I've been using the Bartel protocol for cloning specific miRNAs, and after sequencing, found that several of them contain single nucleotides added to the 3' end that are not encoded in the primary sequence. You would think that there may be some slop with the ligation reaction but this isn't the case because some miRNAs are post-transcriptionally modified while others are not. Additionally no ATP is added to the ligation, only the adenylated 3' adaptor. Other groups have reported these sorts of modifications (such as Tuschl's group, Cell. 2007 Jun 29;129(7):1401-14) but few explanations are offered as to why this is occurring and what the potential functional consequences could be. Any ideas or theories as to what is going on?
In plants miRNAs are methylated on their 3' end by a methyltransferase called HEN1. Methylation prevents the post-transcriptional addition of some (from one to a few) extra nucleotides, mostly Us. Most of the work on this topic has been done by the group of Xuemei Chen. As far as I know, animal miRNAs are not methylated. Maybe there are alternative mechanisms which protect them from 3' end modifications, but I don't know them. Perhaps such mechanisms are not working properly in your system.

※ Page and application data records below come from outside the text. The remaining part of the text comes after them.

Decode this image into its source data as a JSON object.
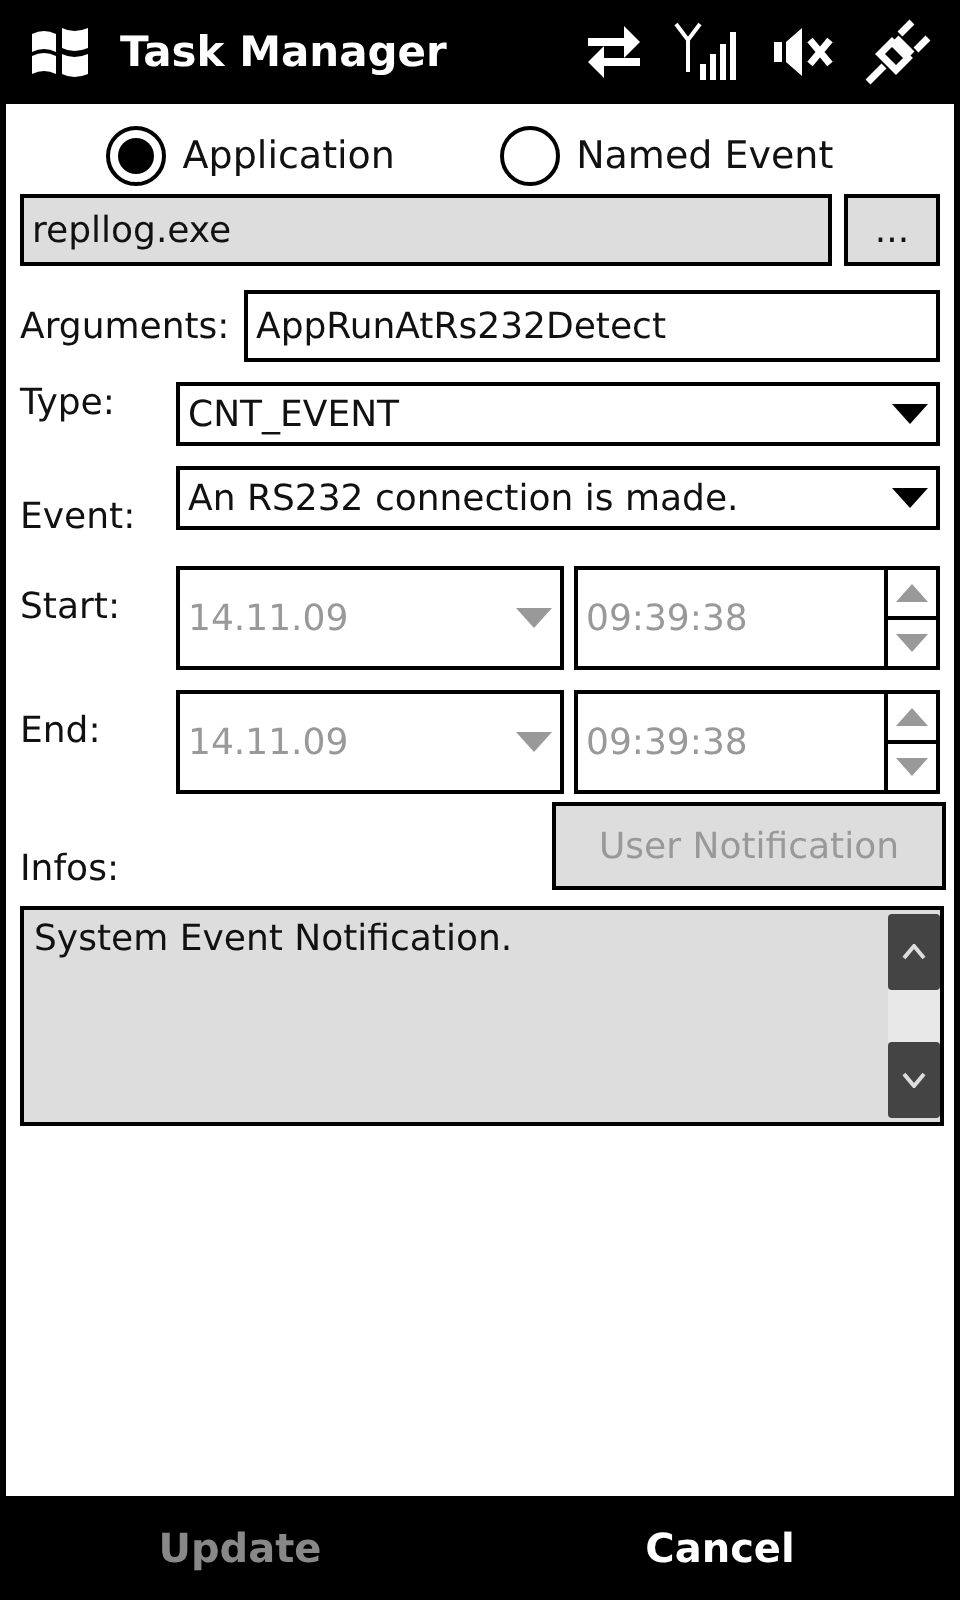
{
  "title_bar": {
    "title": "Task Manager"
  },
  "mode": [
    {
      "label": "Application",
      "selected": true
    },
    {
      "label": "Named Event",
      "selected": false
    }
  ],
  "program": {
    "value": "repllog.exe",
    "browse": "..."
  },
  "arguments": {
    "label": "Arguments:",
    "value": "AppRunAtRs232Detect"
  },
  "type": {
    "label": "Type:",
    "value": "CNT_EVENT"
  },
  "event": {
    "label": "Event:",
    "value": "An RS232 connection is made."
  },
  "times": [
    {
      "label": "Start:",
      "date": "14.11.09",
      "time": "09:39:38",
      "disabled": true
    },
    {
      "label": "End:",
      "date": "14.11.09",
      "time": "09:39:38",
      "disabled": true
    }
  ],
  "user_notification": {
    "label": "User Notification",
    "disabled": true
  },
  "infos": {
    "label": "Infos:",
    "value": "System Event Notification."
  },
  "softkeys": [
    {
      "label": "Update",
      "disabled": true
    },
    {
      "label": "Cancel",
      "disabled": false
    }
  ]
}
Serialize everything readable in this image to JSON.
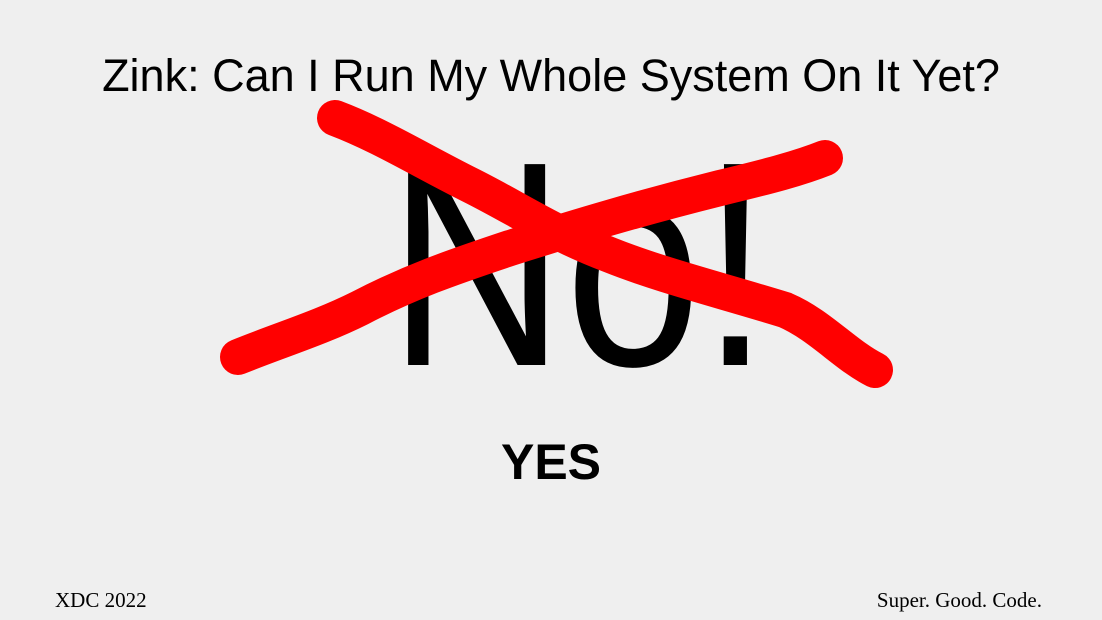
{
  "slide": {
    "title": "Zink: Can I Run My Whole System On It Yet?",
    "crossed_out_answer": "No!",
    "answer": "YES",
    "footer_left": "XDC 2022",
    "footer_right": "Super. Good. Code."
  },
  "colors": {
    "background": "#efefef",
    "strike_mark": "#ff0000",
    "text": "#000000"
  }
}
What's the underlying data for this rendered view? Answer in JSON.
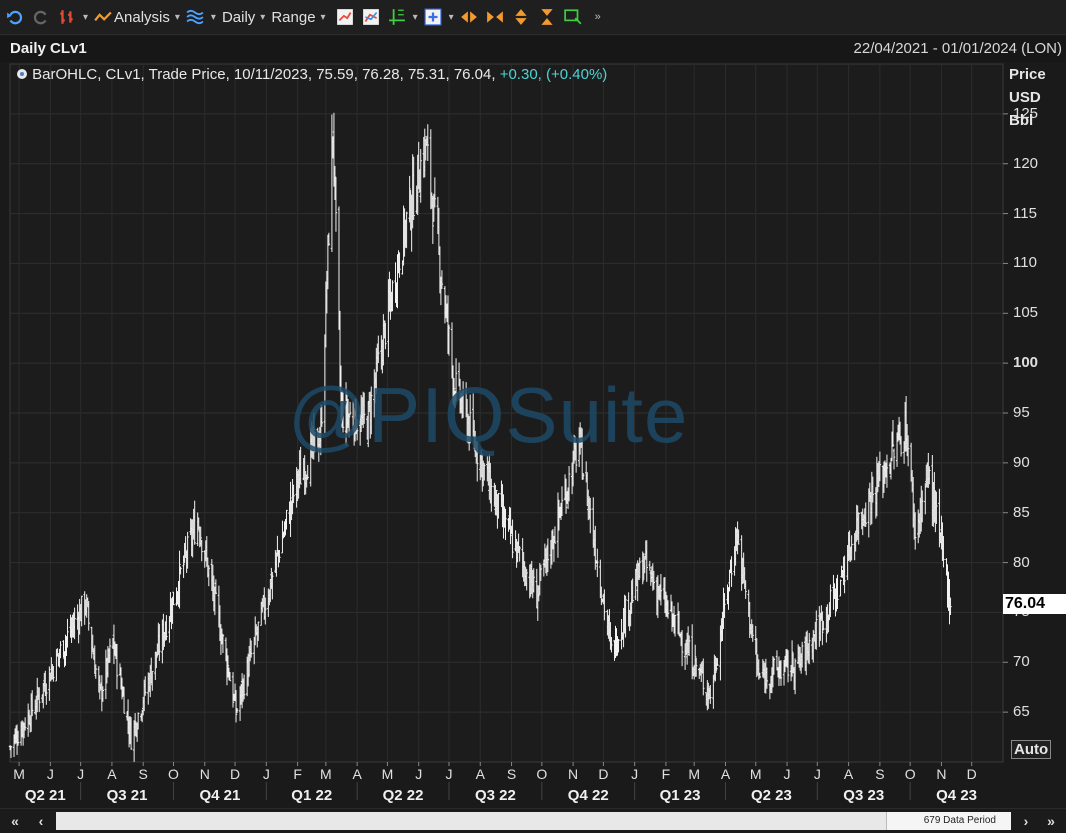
{
  "toolbar": {
    "analysis_label": "Analysis",
    "period_label": "Daily",
    "range_label": "Range"
  },
  "header": {
    "title": "Daily CLv1",
    "date_range": "22/04/2021 - 01/01/2024 (LON)"
  },
  "info": {
    "text": "BarOHLC, CLv1, Trade Price, 10/11/2023, 75.59, 76.28, 75.31, 76.04,",
    "change": "+0.30, (+0.40%)"
  },
  "axis": {
    "title_lines": [
      "Price",
      "USD",
      "Bbl"
    ],
    "auto_label": "Auto"
  },
  "last_price_label": "76.04",
  "watermark": "@PIQSuite",
  "scrollbar": {
    "data_period_label": "679 Data Period"
  },
  "chart_data": {
    "type": "bar",
    "subtype": "ohlc",
    "series_name": "CLv1",
    "ylim": [
      60,
      130
    ],
    "yticks": [
      65,
      70,
      75,
      80,
      85,
      90,
      95,
      100,
      105,
      110,
      115,
      120,
      125
    ],
    "xlim": [
      "2021-04-22",
      "2024-01-01"
    ],
    "grid": true,
    "month_ticks": [
      "M",
      "J",
      "J",
      "A",
      "S",
      "O",
      "N",
      "D",
      "J",
      "F",
      "M",
      "A",
      "M",
      "J",
      "J",
      "A",
      "S",
      "O",
      "N",
      "D",
      "J",
      "F",
      "M",
      "A",
      "M",
      "J",
      "J",
      "A",
      "S",
      "O",
      "N",
      "D"
    ],
    "quarter_ticks": [
      "Q2 21",
      "Q3 21",
      "Q4 21",
      "Q1 22",
      "Q2 22",
      "Q3 22",
      "Q4 22",
      "Q1 23",
      "Q2 23",
      "Q3 23",
      "Q4 23"
    ],
    "anchors": [
      {
        "date": "2021-04-22",
        "close": 61.5
      },
      {
        "date": "2021-05-15",
        "close": 65.5
      },
      {
        "date": "2021-06-20",
        "close": 73
      },
      {
        "date": "2021-07-06",
        "close": 76
      },
      {
        "date": "2021-07-20",
        "close": 66.5
      },
      {
        "date": "2021-08-02",
        "close": 72
      },
      {
        "date": "2021-08-20",
        "close": 62.5
      },
      {
        "date": "2021-09-15",
        "close": 71
      },
      {
        "date": "2021-10-25",
        "close": 84.5
      },
      {
        "date": "2021-11-25",
        "close": 69
      },
      {
        "date": "2021-12-02",
        "close": 65
      },
      {
        "date": "2021-12-31",
        "close": 76
      },
      {
        "date": "2022-01-31",
        "close": 88
      },
      {
        "date": "2022-02-24",
        "close": 93
      },
      {
        "date": "2022-03-08",
        "close": 123.7
      },
      {
        "date": "2022-03-16",
        "close": 95
      },
      {
        "date": "2022-04-11",
        "close": 94
      },
      {
        "date": "2022-05-15",
        "close": 112
      },
      {
        "date": "2022-06-08",
        "close": 122
      },
      {
        "date": "2022-07-06",
        "close": 98
      },
      {
        "date": "2022-08-16",
        "close": 86
      },
      {
        "date": "2022-09-26",
        "close": 76.7
      },
      {
        "date": "2022-11-07",
        "close": 92
      },
      {
        "date": "2022-12-09",
        "close": 71
      },
      {
        "date": "2023-01-10",
        "close": 80
      },
      {
        "date": "2023-03-17",
        "close": 66.7
      },
      {
        "date": "2023-04-12",
        "close": 83
      },
      {
        "date": "2023-05-04",
        "close": 68.5
      },
      {
        "date": "2023-06-14",
        "close": 70
      },
      {
        "date": "2023-07-20",
        "close": 77
      },
      {
        "date": "2023-08-10",
        "close": 84
      },
      {
        "date": "2023-09-27",
        "close": 93.7
      },
      {
        "date": "2023-10-06",
        "close": 83
      },
      {
        "date": "2023-10-19",
        "close": 89
      },
      {
        "date": "2023-11-10",
        "close": 76.04
      }
    ]
  }
}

I think it might be interesting to have a closer look.
Here is another reports of Untemplated nucleotide addition at 3 terminus:
J. Graham Ruby, Calvin H. Jan & David P. Bartel Intronic microRNA precursors that bypass
Drosha processing Nature 448, 83-86 (5 July 2007) doi:10.1038/nature05983